## Supplied entries
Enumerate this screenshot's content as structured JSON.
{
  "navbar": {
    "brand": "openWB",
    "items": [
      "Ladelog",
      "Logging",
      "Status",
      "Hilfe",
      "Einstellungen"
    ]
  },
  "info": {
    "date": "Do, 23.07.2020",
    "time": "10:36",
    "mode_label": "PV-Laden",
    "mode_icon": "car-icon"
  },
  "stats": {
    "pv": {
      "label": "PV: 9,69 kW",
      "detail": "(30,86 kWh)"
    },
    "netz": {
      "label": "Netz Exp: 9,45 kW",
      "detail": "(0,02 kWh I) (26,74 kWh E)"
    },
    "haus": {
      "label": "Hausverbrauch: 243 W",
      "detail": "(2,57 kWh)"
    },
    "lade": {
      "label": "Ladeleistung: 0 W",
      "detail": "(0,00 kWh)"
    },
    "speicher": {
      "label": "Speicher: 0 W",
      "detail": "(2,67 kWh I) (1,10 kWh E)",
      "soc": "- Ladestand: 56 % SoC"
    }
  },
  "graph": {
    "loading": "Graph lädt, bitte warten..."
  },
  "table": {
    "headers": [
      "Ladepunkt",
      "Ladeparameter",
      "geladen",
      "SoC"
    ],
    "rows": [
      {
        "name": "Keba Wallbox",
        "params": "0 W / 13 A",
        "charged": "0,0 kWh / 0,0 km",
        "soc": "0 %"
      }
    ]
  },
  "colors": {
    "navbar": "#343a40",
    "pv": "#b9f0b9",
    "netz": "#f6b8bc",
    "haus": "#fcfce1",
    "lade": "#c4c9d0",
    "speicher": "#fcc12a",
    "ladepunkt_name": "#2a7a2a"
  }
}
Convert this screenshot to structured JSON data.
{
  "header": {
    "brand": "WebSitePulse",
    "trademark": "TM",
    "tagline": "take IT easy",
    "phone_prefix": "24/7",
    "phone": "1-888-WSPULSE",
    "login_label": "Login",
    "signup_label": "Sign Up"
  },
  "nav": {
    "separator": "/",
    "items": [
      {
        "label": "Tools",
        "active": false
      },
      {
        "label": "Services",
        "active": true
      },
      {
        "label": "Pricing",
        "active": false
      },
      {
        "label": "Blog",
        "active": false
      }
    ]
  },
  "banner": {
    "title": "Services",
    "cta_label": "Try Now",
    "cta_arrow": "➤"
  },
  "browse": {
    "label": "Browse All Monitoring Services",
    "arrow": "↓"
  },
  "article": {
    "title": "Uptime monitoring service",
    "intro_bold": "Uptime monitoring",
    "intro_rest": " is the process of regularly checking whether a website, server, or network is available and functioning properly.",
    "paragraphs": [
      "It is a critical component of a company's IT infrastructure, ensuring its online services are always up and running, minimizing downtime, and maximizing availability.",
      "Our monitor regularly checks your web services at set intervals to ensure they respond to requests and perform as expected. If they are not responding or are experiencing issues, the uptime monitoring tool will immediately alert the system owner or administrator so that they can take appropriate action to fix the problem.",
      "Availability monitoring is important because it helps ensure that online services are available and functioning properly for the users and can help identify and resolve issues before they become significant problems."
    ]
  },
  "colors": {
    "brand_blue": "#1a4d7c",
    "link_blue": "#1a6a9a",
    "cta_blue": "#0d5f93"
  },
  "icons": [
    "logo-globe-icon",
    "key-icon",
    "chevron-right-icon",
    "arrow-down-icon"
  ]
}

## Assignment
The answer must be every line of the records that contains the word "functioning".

## Answer for the task
    "intro_rest": " is the process of regularly checking whether a website, server, or network is available and functioning properly.",
      "Availability monitoring is important because it helps ensure that online services are available and functioning properly for the users and can help identify and resolve issues before they become significant problems."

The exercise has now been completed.